It took her three months to muster the courage to ask Mukula if she could join.

“I went home and talked to my mum and she refused. She said I cannot do boxing, I’m a girl, boxing is not good.”

Mbithe ignored this and trained with the boys every day, telling her mum she was visiting a friend and stashing her training gear. After two months, in April 2014, she confessed her first match was scheduled.

‘[Mum] was like ‘What match?’. I told her ‘Boxing’ – she screamed,” Mbithe laughs.

Veronica Mbithe, 20, warming up inside the Muthurwa gym that houses the Dallas Boys club [Humphrey Odero/Al Jazeera]  
Veronica Mbithe, 20, warming up inside the Muthurwa gym that houses the Dallas Boys club [Humphrey Odero/Al Jazeera]  

Her first bout resulted in a knock out – which didn’t help her cause with her mother – but from then on she was open about her pursuit and has become more confident.

“I’m naturally shy. When I meet with someone I’m always quiet, I don’t talk to them, so boys used to disturb me,” she explains. “After I started training the boys at home started fearing me, they all started respecting me.”

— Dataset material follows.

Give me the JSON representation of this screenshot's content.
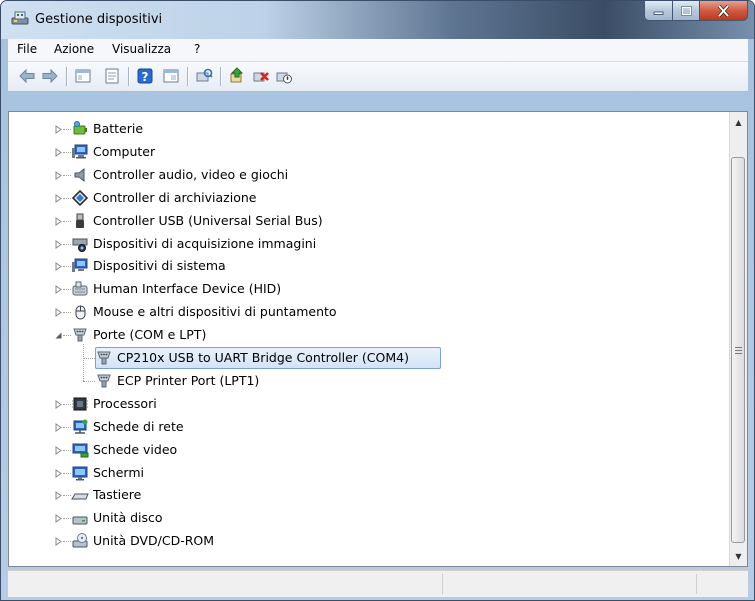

Less than a year after Mbithe took up boxing she made the Kenyan women’s team for a tournament in South Korea by beating the same girl who knocked her out in her first match.

“[But] a few days before we travelled, we were told the government has no money and we will not be going to represent the country.”

While she was “heartbroken”, this did not deter her from the sport.

Mbithe has a beautician’s certificate and works part-time in her mother’s salon but has been unable to find full-time work; she would love to make a living through boxing, but admits this is unlikely.

“I have hopes one day it will happen. But in Kenya girls do not have that much interest in boxing like boys,” Mbithe says.

Mbithe’s sights are set on the 2020 Olympics and she will continue to train with the Dallas Boys.

Veronica Mbithe works in her mother's salon before training [Humphrey Odero/Al Jazeera] 
Veronica Mbithe works in her mother’s salon before training [Humphrey Odero/Al Jazeera] 


Nicky Ombati is another Olympic hopeful and has been training at the club since 2006. The 28-year-old began boxing at the age of 10.

The former Kenyan boxing representative, who has competed at the Pan-African Games and was an Olympic and Commonwealth Games selection finalist, grew up in Muthurwa on stories of boxing champions such as Wangila.

“All of the kids in our hood used to box. It was boxing and [playing] football but at that time boxing was the deal, the number one. We had a lot of champions around,” he tells.

Ombati nearly quit when he was 22, during what should have been the prime of his boxing career.

The self-described hustler lives “hand-to-mouth” making about 750 shillings ($7.50) a week picking up odd jobs like making Kenyan doughnuts, called mandazi, and washing cars.

He says things were much worse before. “I was quite depressed … I didn’t have a job, I didn’t have any money, I didn’t even have something to hustle about. Then I met this man called Mr Alcohol and I had fun with him. I became a drunkard and it took a lot of my time and health.”

Ombati spent about four years drinking diluted ethanol – or “second generation” liquor – every day, when Mukula, the coach finally found him and returned him to the gym.

It’s been two years and Ombati is finally back to peak form. He accepts that, while he is aiming to make the 2020 Olympic team, his alcoholism dealt his career a blow. Part of his rehabilitation is sharing his boxing “wealth” with younger boxers and encouraging them to avoid the pitfalls of Muthurwa – and keep the Dallas Boys name alive.

“I got back my health and came back to my essence. At first I was really focused on getting a job but then I came to realise it’s not about the money, it’s about how you deal with the community … I always tell the kids, ‘You’ll do it’. When I see them making it I really feel good,” Ombati says.

Nicky Ombati makes local Kenyan doughnuts called 'mandazi'. Finding formal work in Kenya is a struggle for many of the country's youth [Humphrey Odero/Al Jazeera] 
Nicky Ombati makes local Kenyan doughnuts called ‘mandazi’. Finding formal work in Kenya is a struggle for many of the country’s youth [Humphrey Odero/Al Jazeera] 
Source: Al Jazeera